While some families see each other quite often, other families don’t see each other that much. Leading ultra-busy lives or living a state or two away from each other seem to be more the rule than the exception these days.
That’s why the holidays can be so special. It’s a time when several generations come together to socialize and spend quality time together. It’s a time to temporarily set aside the worries of everyday life and focus on what matters: family bonds and making them stronger.
What about you? Will you be seeing your family over the holidays and spending some time with multiple generations?
If so, I invite you to think about how well you know the more senior members of your family. Most of us have a few treasured stories about our grandparents, but what else do you know about them?
Chances are that your family members have stories to tell that will surprise you. Maybe it’s something they did. Maybe it’s something they witnessed or lived through. Whatever it is, chances are that there’s always something new you can learn about the family members who will be gathered around the holiday table this year.
Why not take the time now to preserve some of your family’s memories? Here are some suggestions you can use to do just that.
1. Decide Who’d You Like to Focus On.
While it’s a great idea to get to know every member of your family better, consider focusing on more senior family members first or those who will be moving away soon. Try collecting memories from those you may not have ready access to in the next few years.

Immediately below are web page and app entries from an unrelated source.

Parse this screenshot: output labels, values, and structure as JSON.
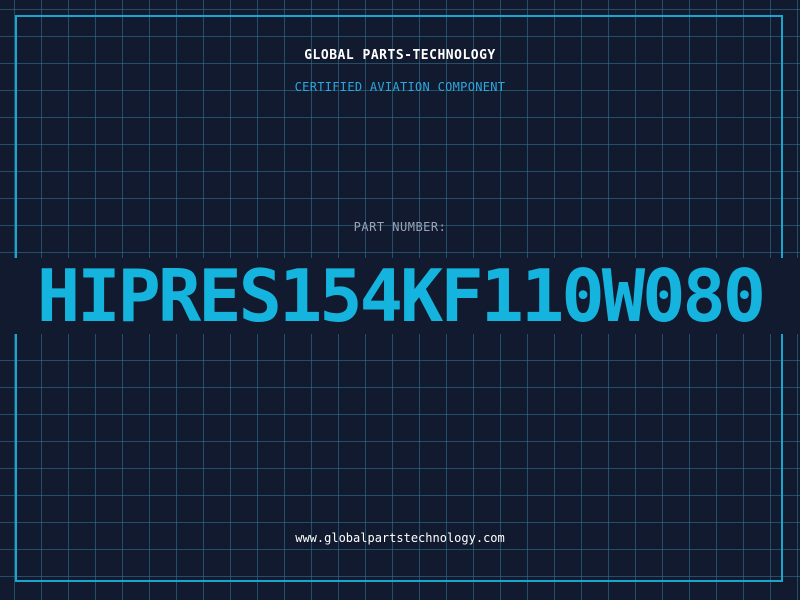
{
  "header": {
    "company": "GLOBAL PARTS-TECHNOLOGY",
    "subtitle": "CERTIFIED AVIATION COMPONENT"
  },
  "part": {
    "label": "PART NUMBER:",
    "number": "HIPRES154KF110W080"
  },
  "footer": {
    "website": "www.globalpartstechnology.com"
  },
  "colors": {
    "background": "#121a2f",
    "grid": "#347696",
    "frame": "#1aa5cf",
    "accent": "#14b4de",
    "label": "#9aa3b4",
    "text": "#ffffff"
  }
}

Most people will be delighted that you’d like to know more about them and their experiences, and will welcome the opportunity to share memories of the lives they’ve led.
That said, if the people you’re hoping to hear from don’t end up opening up to you in the way you had hoped, please be patient and sensitive. Maybe they’re not used to talking so frankly about themselves or need some gentle encouragement before really opening up. Or in a few cases, maybe they don’t want to stir up painful memories. Either way, make sure that your family member is comfortable with the conversation. Remember that a person’s stories and memories are the most personal gift they can bestow upon you.

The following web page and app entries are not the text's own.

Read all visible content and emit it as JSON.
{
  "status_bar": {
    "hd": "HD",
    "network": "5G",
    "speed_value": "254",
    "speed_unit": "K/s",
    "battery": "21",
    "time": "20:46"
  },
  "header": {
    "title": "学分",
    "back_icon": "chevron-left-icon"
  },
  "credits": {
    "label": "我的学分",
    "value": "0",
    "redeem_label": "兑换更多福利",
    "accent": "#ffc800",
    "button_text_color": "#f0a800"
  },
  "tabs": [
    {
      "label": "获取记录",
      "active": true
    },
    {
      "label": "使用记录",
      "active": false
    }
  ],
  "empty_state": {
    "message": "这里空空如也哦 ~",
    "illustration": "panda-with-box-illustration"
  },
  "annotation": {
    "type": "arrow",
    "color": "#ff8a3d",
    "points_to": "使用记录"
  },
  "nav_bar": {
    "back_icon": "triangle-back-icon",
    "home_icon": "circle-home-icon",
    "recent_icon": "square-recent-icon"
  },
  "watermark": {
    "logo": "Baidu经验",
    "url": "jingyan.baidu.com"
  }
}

2. Ask for Some Help.
Many families have members that act as informal facilitators. They round up the family troops and get people moving in the same direction – perhaps to the dinner table or to rally support for family members in times of need.
Tell your family’s facilitator that you hope to interview some family members, learn more about their lives and preserve their memories. Chances are they will be sure to help make that happen for you.
3. Prepare Some Questions.
While it’s great to let the conversation flow naturally and perhaps go to some unexpected places, that doesn’t mean you shouldn’t prepare some questions in advance.
Preparing some questions beforehand will give a clearer orientation to your interview, and can help you if the conversation temporarily dries up.
What would you like to know about your family members? Their childhood? Their grandparents? Living in the places they did? How they met their spouses? Their work lives? Living through particular events? The best and worst moments of their lives? If they ever met any famous people? What their favorite hobbies used to be?
Whatever it is, take some time to think about what you’d like to know and ask your family members about.
4. Record Their Memories
Some stories are so good, you’d like to hear them again and again. If your family members agree to it, try recording your conversations. You can use a video camera, or even a simple application on your phone to voice record the interview. Otherwise, you might consider waiting until the family event is over and then taking some notes of what your family members said so you don’t forget the stories they told. Future generations will be interested in these stories as well.
Cherish Your Family
Make the most of the time you spend with your family. By collecting family memories this holiday season – asking your family members to share memories of different moments in their lives – you will be preserving their memories and making new ones at the same time. I guarantee you’ll be glad that you got to know your family members better and learn more about your family tree.
And who knows? You might just light a fire under someone to write their memoirs.